--- START ---

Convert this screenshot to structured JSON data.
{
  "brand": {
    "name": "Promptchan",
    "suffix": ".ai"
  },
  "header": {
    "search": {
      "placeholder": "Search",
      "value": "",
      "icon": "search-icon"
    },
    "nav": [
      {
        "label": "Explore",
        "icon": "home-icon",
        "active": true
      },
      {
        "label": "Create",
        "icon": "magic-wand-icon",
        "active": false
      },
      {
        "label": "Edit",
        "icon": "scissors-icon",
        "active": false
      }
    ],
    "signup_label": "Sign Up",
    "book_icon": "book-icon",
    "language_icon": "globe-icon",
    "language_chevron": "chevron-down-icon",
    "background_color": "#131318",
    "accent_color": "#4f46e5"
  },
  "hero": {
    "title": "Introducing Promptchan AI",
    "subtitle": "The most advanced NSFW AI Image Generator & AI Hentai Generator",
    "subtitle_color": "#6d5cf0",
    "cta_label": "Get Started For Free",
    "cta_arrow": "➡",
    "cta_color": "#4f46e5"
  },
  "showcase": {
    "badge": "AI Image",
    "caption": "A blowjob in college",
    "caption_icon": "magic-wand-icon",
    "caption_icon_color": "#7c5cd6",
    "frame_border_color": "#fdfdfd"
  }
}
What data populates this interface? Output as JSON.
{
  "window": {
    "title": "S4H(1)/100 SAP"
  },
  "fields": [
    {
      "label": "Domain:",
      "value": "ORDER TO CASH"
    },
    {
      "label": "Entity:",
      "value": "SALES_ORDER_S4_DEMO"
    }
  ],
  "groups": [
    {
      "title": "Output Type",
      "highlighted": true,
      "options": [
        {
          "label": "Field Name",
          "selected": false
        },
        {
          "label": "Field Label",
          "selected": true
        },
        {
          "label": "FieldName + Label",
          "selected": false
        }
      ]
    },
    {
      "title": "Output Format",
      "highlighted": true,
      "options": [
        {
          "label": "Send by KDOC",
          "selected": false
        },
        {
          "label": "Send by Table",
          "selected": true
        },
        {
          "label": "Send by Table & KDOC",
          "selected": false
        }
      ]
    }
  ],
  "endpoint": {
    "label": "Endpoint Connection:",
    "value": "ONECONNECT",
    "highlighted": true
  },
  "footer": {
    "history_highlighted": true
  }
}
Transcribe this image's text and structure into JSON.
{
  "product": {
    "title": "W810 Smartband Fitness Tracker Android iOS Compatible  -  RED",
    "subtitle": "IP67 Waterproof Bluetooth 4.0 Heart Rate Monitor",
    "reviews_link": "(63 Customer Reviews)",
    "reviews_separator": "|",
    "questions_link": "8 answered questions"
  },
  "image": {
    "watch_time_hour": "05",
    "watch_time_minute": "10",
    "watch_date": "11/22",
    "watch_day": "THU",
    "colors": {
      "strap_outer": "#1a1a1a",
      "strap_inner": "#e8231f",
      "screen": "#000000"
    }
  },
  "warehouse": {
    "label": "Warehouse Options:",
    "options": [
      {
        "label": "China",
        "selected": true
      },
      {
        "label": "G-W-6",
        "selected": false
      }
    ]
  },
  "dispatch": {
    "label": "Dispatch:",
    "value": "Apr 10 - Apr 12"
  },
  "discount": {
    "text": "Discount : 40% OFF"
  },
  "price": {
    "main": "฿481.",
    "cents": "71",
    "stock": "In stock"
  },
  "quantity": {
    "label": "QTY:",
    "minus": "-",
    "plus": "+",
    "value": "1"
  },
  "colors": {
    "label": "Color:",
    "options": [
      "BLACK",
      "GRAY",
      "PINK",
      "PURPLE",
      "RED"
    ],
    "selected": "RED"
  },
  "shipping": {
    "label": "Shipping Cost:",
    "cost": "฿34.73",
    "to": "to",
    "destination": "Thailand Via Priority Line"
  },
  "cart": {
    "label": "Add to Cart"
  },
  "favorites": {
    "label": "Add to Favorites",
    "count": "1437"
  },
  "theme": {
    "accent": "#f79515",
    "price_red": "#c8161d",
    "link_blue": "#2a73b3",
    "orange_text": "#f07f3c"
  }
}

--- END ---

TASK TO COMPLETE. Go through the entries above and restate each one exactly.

RESULT FOR THIS TASK.
Convert this screenshot to structured JSON data.
{
  "brand": {
    "name": "Promptchan",
    "suffix": ".ai"
  },
  "header": {
    "search": {
      "placeholder": "Search",
      "value": "",
      "icon": "search-icon"
    },
    "nav": [
      {
        "label": "Explore",
        "icon": "home-icon",
        "active": true
      },
      {
        "label": "Create",
        "icon": "magic-wand-icon",
        "active": false
      },
      {
        "label": "Edit",
        "icon": "scissors-icon",
        "active": false
      }
    ],
    "signup_label": "Sign Up",
    "book_icon": "book-icon",
    "language_icon": "globe-icon",
    "language_chevron": "chevron-down-icon",
    "background_color": "#131318",
    "accent_color": "#4f46e5"
  },
  "hero": {
    "title": "Introducing Promptchan AI",
    "subtitle": "The most advanced NSFW AI Image Generator & AI Hentai Generator",
    "subtitle_color": "#6d5cf0",
    "cta_label": "Get Started For Free",
    "cta_arrow": "➡",
    "cta_color": "#4f46e5"
  },
  "showcase": {
    "badge": "AI Image",
    "caption": "A blowjob in college",
    "caption_icon": "magic-wand-icon",
    "caption_icon_color": "#7c5cd6",
    "frame_border_color": "#fdfdfd"
  }
}
What data populates this interface? Output as JSON.
{
  "window": {
    "title": "S4H(1)/100 SAP"
  },
  "fields": [
    {
      "label": "Domain:",
      "value": "ORDER TO CASH"
    },
    {
      "label": "Entity:",
      "value": "SALES_ORDER_S4_DEMO"
    }
  ],
  "groups": [
    {
      "title": "Output Type",
      "highlighted": true,
      "options": [
        {
          "label": "Field Name",
          "selected": false
        },
        {
          "label": "Field Label",
          "selected": true
        },
        {
          "label": "FieldName + Label",
          "selected": false
        }
      ]
    },
    {
      "title": "Output Format",
      "highlighted": true,
      "options": [
        {
          "label": "Send by KDOC",
          "selected": false
        },
        {
          "label": "Send by Table",
          "selected": true
        },
        {
          "label": "Send by Table & KDOC",
          "selected": false
        }
      ]
    }
  ],
  "endpoint": {
    "label": "Endpoint Connection:",
    "value": "ONECONNECT",
    "highlighted": true
  },
  "footer": {
    "history_highlighted": true
  }
}
Transcribe this image's text and structure into JSON.
{
  "product": {
    "title": "W810 Smartband Fitness Tracker Android iOS Compatible  -  RED",
    "subtitle": "IP67 Waterproof Bluetooth 4.0 Heart Rate Monitor",
    "reviews_link": "(63 Customer Reviews)",
    "reviews_separator": "|",
    "questions_link": "8 answered questions"
  },
  "image": {
    "watch_time_hour": "05",
    "watch_time_minute": "10",
    "watch_date": "11/22",
    "watch_day": "THU",
    "colors": {
      "strap_outer": "#1a1a1a",
      "strap_inner": "#e8231f",
      "screen": "#000000"
    }
  },
  "warehouse": {
    "label": "Warehouse Options:",
    "options": [
      {
        "label": "China",
        "selected": true
      },
      {
        "label": "G-W-6",
        "selected": false
      }
    ]
  },
  "dispatch": {
    "label": "Dispatch:",
    "value": "Apr 10 - Apr 12"
  },
  "discount": {
    "text": "Discount : 40% OFF"
  },
  "price": {
    "main": "฿481.",
    "cents": "71",
    "stock": "In stock"
  },
  "quantity": {
    "label": "QTY:",
    "minus": "-",
    "plus": "+",
    "value": "1"
  },
  "colors": {
    "label": "Color:",
    "options": [
      "BLACK",
      "GRAY",
      "PINK",
      "PURPLE",
      "RED"
    ],
    "selected": "RED"
  },
  "shipping": {
    "label": "Shipping Cost:",
    "cost": "฿34.73",
    "to": "to",
    "destination": "Thailand Via Priority Line"
  },
  "cart": {
    "label": "Add to Cart"
  },
  "favorites": {
    "label": "Add to Favorites",
    "count": "1437"
  },
  "theme": {
    "accent": "#f79515",
    "price_red": "#c8161d",
    "link_blue": "#2a73b3",
    "orange_text": "#f07f3c"
  }
}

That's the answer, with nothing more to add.